IO, Jakarta – The Food Task Force of the Indonesian Police urges cit­izens to limit purchases of select­ed necessities, to allow markets to maintain a safe food stock amid the Coronavirus (or Covid-19) pan­demic. Items restricted include rice (a maximum of 10 kg), sugar (a maximum of 2 kg), cooking oil (a maximum of 4 lt), and instant noo­dles (a maximum of 2 cardboard boxes, each box containing 40 packets). This restriction is stipu­lated in Letter Number B/1872/III/ Res.2.1/2020/Bareskrim dated 16 March 2020. “We issued this Letter last night, in order to dissuade cus­tomers from attempting to exploit a bad situation,” said the Head of the Indonesian Police Food Task Force, Police Brigadier General Daniel Tahi Monang.

The letter was addressed to the chairmen of a number of business associations in Indonesia, such as the Indonesian Retail Business Association (Asosiasi Pengusaha Ritel Indonesia – “Aprindo”), (Pu­sat Koperasi Pedagang Pasar – “Puskoppas”) of DKI Jakarta, the All-Indonesian Provincial Govern­ment Association (Asosiasi Pemer­intah Provinsi Seluruh Indonesia – “APPSI”), and the Market Merchant Cooperative Principal Association (Induk Koperasi Pedagang Pasar – “INKOPAS”). Daniel stated that the announcement is to be in effect from Tuesday 17 March 2020 un­til the situation has improved. “We have concluded an agreement with all modern retail and market mer­chants that the restriction starts today,” he said.

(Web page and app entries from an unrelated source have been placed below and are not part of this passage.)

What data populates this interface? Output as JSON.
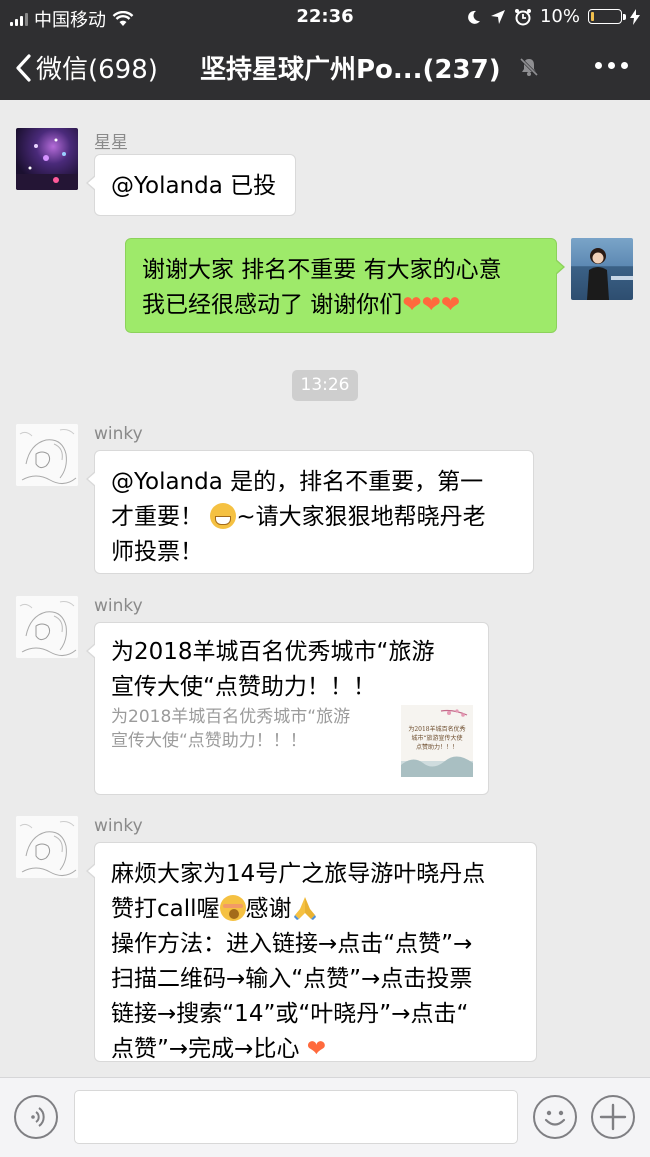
{
  "status_bar": {
    "carrier": "中国移动",
    "time": "22:36",
    "battery_percent": "10%",
    "battery_level": 0.1
  },
  "nav": {
    "back_label": "微信(698)",
    "title": "坚持星球广州Po...(237)"
  },
  "messages": [
    {
      "sender": "星星",
      "line1": "@Yolanda 已投"
    },
    {
      "sender": "self",
      "line1": "谢谢大家 排名不重要 有大家的心意",
      "line2": "我已经很感动了 谢谢你们"
    },
    {
      "sender": "winky",
      "line1": "@Yolanda 是的，排名不重要，第一",
      "line2a": "才重要！",
      "line2b": "~请大家狠狠地帮晓丹老",
      "line3": "师投票！"
    },
    {
      "sender": "winky",
      "link_title1": "为2018羊城百名优秀城市“旅游",
      "link_title2": "宣传大使“点赞助力！！！",
      "link_desc1": "为2018羊城百名优秀城市“旅游",
      "link_desc2": "宣传大使“点赞助力！！！",
      "thumb_line1": "为2018羊城百名优秀",
      "thumb_line2": "城市“旅游宣传大使",
      "thumb_line3": "点赞助力！！！"
    },
    {
      "sender": "winky",
      "line1": "麻烦大家为14号广之旅导游叶晓丹点",
      "line2a": "赞打call喔",
      "line2b": "感谢",
      "line3": "操作方法：进入链接→点击“点赞”→",
      "line4": "扫描二维码→输入“点赞”→点击投票",
      "line5": "链接→搜索“14”或“叶晓丹”→点击“",
      "line6": "点赞”→完成→比心"
    }
  ],
  "timestamp": "13:26",
  "heart": "❤",
  "colors": {
    "nav_bg": "#2f2f31",
    "chat_bg": "#ebebeb",
    "self_bubble": "#9eea6a",
    "heart": "#ff6a3d"
  }
}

Daniel stated that the price of these necessities has already ris­en because of increased demand, which in turn was caused by a number of citizens who indulged in panic buying amid the Coronavirus or Covid-19 outbreak. However, the Food Task Force has not found any indication of manipulated prices of necessities so far. ‘Prices have ris­en due to a normal increase in de­mand. We notice that some ladies panicked and prices naturally rose, but not steeply,” he said. “This is according to normal economic the­ory: the stronger the demand, the higher prices go. Therefore, people should not panic, should stay calm; there is no need for you to stock up. Stay calm: plenty of food is avail­able.”

The Food Task Force will strictly punish those who hoard in order to drive prices upward. However, so far, no case of such manipulation of prices of daily necessities has been found. “We found nothing so far. If there’s one, they will see justice,” Daniel reiterates.

Earlier, President Jokowi re­quested the people not to buy great quantities of daily necessities. Such extreme buying took place among people after the Government offi­cially announced that Coronavirus had entered Indonesia. “The Gov­ernment guarantees the availabil­ity of daily necessities, including medications. Please do not react so extremely,” Jokowi declared at the Presidential Palace, Jakarta on 3 March 2020. (des)